I will not go through all the detail, because I do not think it is necessary to lengthen the time the House has to deal with this, but I will make a few points. It is interesting now to note that the government is putting this forward and we are all supporting it—we all think it is a good idea—but you may not be surprised that, prior to the election, the mob on the other side who are now putting this through the parliament had a different view. I cannot help but put on the record that the then coalition spokesperson, Sophie Mirabella, said the following things about the very bill that is being put forward by her people, this government:

Julia Gillard said this was about jobs and innovation but this policy announcement is destroying confidence in the tax incentive that makes industry responsible for its own initiative.

So one view in opposition; a different view in government. I am not sure, Mr Deputy Speaker, if you can see a pattern building here, but it goes further—

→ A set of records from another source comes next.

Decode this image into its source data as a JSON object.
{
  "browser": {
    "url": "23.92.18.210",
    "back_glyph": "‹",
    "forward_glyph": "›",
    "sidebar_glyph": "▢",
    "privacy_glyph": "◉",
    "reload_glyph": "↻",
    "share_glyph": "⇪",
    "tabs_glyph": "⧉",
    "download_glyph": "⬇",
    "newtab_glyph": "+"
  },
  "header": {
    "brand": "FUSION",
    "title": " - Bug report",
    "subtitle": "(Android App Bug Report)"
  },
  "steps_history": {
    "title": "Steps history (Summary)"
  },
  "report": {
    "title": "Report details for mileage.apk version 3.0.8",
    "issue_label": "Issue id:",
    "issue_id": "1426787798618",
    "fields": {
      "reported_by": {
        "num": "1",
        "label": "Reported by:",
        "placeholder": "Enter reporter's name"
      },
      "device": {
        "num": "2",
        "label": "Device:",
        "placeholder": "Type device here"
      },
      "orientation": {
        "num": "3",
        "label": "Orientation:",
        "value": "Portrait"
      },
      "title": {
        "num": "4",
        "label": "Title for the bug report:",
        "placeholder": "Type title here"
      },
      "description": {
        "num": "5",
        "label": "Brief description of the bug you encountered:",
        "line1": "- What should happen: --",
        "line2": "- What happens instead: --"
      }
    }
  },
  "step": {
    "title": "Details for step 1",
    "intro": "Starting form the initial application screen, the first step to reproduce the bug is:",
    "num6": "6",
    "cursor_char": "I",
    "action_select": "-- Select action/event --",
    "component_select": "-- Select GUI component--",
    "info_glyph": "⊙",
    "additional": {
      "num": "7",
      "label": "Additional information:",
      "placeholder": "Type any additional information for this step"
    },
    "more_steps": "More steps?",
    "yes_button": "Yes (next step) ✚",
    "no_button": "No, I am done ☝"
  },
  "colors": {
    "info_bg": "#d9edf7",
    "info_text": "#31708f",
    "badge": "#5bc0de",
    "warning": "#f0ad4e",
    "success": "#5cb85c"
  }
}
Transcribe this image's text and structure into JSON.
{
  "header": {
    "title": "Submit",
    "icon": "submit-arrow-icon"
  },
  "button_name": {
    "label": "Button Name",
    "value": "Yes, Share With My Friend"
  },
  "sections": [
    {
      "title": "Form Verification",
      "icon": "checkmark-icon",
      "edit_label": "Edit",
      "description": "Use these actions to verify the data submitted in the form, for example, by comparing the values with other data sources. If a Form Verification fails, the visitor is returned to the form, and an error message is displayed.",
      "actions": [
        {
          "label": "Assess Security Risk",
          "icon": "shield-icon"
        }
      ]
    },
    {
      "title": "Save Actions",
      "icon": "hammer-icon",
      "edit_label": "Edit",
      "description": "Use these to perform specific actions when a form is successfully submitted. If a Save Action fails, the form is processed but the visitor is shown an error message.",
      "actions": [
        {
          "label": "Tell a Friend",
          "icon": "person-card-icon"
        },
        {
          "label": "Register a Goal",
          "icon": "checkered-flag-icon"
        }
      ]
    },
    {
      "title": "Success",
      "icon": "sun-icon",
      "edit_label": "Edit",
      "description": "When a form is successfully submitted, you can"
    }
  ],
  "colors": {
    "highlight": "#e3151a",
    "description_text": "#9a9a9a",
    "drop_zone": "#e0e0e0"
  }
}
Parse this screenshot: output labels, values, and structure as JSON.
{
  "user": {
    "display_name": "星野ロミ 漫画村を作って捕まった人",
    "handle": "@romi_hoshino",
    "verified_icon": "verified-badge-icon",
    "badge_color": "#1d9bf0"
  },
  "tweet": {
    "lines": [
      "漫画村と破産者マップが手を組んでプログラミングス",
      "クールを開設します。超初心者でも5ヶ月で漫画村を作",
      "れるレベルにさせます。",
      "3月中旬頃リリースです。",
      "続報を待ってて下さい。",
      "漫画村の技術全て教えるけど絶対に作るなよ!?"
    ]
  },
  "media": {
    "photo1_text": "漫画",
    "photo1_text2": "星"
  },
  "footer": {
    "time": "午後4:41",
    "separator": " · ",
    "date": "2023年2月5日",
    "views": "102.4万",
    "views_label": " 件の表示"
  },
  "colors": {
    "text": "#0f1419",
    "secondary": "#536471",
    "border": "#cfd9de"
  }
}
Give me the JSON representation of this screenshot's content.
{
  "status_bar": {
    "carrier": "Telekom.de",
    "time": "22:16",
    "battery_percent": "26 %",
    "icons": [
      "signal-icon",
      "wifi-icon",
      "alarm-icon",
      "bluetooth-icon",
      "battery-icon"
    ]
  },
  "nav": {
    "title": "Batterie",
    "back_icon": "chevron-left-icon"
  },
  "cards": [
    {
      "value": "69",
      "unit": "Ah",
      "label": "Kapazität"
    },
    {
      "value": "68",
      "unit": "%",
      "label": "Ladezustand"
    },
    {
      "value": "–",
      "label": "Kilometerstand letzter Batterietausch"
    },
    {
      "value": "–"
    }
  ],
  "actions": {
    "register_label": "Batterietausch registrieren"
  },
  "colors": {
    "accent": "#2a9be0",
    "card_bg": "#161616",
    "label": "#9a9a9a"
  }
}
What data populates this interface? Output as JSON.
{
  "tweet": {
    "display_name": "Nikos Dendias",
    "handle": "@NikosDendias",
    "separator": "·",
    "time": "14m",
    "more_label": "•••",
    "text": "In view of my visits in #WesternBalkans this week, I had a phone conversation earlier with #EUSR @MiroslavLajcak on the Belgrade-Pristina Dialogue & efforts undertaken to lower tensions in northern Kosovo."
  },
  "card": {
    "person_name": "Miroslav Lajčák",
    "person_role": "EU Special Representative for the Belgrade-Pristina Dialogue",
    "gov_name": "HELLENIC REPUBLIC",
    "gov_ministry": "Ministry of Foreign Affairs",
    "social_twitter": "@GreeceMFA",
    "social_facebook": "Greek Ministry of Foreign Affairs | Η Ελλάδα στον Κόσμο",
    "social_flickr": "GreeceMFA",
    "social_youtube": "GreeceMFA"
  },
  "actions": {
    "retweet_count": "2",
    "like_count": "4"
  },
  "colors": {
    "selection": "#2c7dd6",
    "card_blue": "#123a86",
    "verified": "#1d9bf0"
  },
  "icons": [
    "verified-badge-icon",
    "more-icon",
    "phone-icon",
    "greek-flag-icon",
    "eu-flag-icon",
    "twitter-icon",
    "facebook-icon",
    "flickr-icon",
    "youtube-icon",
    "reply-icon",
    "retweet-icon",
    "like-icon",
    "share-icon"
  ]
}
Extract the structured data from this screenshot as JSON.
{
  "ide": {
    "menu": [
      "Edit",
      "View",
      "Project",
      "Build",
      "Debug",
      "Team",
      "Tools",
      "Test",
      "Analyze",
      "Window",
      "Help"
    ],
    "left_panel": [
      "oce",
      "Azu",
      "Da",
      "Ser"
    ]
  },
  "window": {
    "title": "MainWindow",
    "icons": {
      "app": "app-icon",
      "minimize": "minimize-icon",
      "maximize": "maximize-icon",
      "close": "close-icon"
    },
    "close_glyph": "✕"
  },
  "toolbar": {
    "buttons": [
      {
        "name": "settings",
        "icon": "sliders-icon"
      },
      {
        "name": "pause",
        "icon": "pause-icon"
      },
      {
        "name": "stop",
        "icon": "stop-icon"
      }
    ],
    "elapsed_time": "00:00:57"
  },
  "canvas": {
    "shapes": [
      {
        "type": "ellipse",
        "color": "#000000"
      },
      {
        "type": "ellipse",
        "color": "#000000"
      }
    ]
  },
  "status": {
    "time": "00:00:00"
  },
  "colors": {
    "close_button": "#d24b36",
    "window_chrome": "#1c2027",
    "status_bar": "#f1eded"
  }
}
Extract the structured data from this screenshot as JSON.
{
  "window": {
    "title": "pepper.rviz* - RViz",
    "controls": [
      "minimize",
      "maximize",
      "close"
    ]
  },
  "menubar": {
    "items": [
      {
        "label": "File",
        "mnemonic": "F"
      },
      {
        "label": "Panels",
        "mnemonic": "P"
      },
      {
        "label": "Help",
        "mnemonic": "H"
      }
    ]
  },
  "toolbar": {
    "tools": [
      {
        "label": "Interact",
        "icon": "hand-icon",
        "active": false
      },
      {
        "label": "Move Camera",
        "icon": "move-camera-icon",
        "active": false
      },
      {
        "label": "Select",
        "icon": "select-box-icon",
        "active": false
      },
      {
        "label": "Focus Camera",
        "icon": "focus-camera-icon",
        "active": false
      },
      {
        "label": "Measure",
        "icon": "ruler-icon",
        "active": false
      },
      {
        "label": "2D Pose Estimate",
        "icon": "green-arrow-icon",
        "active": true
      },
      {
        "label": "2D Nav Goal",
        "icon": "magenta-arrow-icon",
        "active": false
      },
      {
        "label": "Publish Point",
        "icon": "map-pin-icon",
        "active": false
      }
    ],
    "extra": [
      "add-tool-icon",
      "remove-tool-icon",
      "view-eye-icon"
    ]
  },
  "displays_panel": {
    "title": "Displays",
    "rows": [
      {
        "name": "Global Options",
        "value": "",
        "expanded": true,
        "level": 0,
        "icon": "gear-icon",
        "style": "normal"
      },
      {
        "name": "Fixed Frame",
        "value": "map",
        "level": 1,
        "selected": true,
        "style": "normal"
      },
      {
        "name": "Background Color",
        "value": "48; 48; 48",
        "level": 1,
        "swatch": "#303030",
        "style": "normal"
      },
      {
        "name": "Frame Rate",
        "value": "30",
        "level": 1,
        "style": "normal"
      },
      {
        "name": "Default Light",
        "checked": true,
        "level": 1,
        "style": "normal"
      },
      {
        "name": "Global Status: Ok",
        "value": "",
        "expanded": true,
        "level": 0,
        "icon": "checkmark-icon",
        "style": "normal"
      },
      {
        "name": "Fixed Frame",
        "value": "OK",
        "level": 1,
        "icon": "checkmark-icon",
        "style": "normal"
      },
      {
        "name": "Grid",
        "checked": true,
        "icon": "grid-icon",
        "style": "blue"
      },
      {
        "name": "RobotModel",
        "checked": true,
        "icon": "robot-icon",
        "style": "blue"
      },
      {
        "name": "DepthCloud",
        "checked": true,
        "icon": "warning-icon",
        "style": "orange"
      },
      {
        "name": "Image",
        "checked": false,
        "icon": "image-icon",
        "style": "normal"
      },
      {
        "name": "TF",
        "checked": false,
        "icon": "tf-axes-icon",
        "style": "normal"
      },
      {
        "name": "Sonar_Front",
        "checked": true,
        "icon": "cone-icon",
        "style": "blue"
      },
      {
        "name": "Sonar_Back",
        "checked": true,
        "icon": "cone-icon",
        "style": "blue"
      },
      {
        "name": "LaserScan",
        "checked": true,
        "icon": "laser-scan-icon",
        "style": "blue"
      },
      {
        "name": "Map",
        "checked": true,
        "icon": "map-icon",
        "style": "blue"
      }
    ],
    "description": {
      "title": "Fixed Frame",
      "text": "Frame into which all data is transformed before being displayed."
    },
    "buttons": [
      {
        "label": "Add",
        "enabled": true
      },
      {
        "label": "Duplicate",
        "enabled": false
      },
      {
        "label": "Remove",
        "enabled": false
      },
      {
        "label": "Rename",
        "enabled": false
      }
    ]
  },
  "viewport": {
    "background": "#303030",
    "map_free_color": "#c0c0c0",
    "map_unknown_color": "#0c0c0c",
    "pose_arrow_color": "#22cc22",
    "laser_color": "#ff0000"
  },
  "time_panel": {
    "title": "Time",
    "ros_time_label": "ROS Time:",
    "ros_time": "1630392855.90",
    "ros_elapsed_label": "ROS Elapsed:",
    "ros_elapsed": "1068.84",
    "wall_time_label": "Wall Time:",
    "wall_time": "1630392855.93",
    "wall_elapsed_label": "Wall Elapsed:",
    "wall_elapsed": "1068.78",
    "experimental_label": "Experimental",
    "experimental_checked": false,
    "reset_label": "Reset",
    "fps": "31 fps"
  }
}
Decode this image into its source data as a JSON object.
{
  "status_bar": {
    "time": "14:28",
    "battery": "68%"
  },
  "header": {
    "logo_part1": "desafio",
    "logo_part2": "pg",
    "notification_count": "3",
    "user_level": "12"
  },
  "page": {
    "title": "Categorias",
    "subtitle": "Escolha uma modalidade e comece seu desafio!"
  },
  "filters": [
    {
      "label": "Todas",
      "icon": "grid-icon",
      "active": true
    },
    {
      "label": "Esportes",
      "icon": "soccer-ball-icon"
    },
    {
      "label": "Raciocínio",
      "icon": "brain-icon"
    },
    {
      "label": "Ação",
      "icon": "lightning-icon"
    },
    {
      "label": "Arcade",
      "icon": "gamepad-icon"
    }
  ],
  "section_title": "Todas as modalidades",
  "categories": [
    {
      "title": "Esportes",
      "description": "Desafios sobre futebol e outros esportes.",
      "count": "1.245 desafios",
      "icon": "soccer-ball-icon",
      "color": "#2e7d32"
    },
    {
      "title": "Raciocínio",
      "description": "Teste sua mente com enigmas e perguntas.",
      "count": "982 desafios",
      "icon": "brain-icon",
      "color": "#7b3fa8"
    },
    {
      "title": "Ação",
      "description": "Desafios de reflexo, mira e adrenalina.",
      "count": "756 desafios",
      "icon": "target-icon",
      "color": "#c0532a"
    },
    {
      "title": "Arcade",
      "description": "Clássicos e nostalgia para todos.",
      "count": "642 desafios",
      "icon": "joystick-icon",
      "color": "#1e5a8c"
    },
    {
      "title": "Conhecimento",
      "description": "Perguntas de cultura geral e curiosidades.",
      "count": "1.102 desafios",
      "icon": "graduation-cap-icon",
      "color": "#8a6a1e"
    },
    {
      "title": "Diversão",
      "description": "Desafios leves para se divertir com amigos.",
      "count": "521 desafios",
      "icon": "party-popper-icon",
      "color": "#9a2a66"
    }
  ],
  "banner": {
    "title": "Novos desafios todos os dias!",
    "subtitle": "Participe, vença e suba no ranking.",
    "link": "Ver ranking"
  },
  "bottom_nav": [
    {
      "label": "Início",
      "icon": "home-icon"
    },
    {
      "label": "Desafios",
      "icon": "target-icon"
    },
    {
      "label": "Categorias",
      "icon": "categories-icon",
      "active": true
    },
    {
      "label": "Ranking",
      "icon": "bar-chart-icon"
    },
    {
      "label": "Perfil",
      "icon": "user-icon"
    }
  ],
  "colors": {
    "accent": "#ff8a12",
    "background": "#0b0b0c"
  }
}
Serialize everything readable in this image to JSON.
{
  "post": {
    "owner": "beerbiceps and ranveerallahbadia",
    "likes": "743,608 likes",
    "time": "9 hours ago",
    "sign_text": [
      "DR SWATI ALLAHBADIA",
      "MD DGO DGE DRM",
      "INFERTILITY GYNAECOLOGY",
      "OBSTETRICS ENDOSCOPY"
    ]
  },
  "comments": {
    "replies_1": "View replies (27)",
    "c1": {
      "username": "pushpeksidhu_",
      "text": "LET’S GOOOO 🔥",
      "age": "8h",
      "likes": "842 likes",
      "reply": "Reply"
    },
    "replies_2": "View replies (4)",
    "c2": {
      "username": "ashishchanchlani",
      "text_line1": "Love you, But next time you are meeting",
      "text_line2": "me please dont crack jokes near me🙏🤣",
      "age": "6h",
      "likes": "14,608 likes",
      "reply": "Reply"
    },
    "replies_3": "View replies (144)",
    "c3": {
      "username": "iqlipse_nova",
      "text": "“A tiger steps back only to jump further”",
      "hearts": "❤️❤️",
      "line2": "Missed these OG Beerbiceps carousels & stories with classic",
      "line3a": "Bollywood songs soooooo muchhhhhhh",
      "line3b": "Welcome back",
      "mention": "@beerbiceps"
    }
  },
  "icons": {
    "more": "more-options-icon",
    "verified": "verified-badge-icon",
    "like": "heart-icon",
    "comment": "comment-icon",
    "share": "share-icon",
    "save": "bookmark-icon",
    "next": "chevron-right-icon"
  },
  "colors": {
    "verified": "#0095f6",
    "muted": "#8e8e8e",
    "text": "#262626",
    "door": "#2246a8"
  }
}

Ms Chesters: You've never seen that before—it never happens!

Mr RIPOLL: No, it never happens—the member across the chamber says. It goes further. In another quote the then coalition spokesperson, Sophie Mirabella, said:

We now know that large multinational companies won't be hit by the R&D tax cut, just like the carbon tax, and it is Aussie companies that will be struck by the cut—perversely, the opposite of Labor's claim to be creating Aussie jobs.

If you can make sense of that, you are doing better than me—because not only did that statement make no sense when they were in opposition, it does not make sense when they are in government. But what is good to see is that we are going to have the parliamentary secretary moving this really good bit of amendment legislation, which will be supported by the opposition. Labor will be supporting this because we wrote it, because we think it is actually really good.

There are a whole range of good elements to the amendments that will be good for the economy, will be good for confidence and will be good for what it does for the efficient use of taxpayer funds. I am happy that we will be supporting the amendments and we will be supporting what is before the House.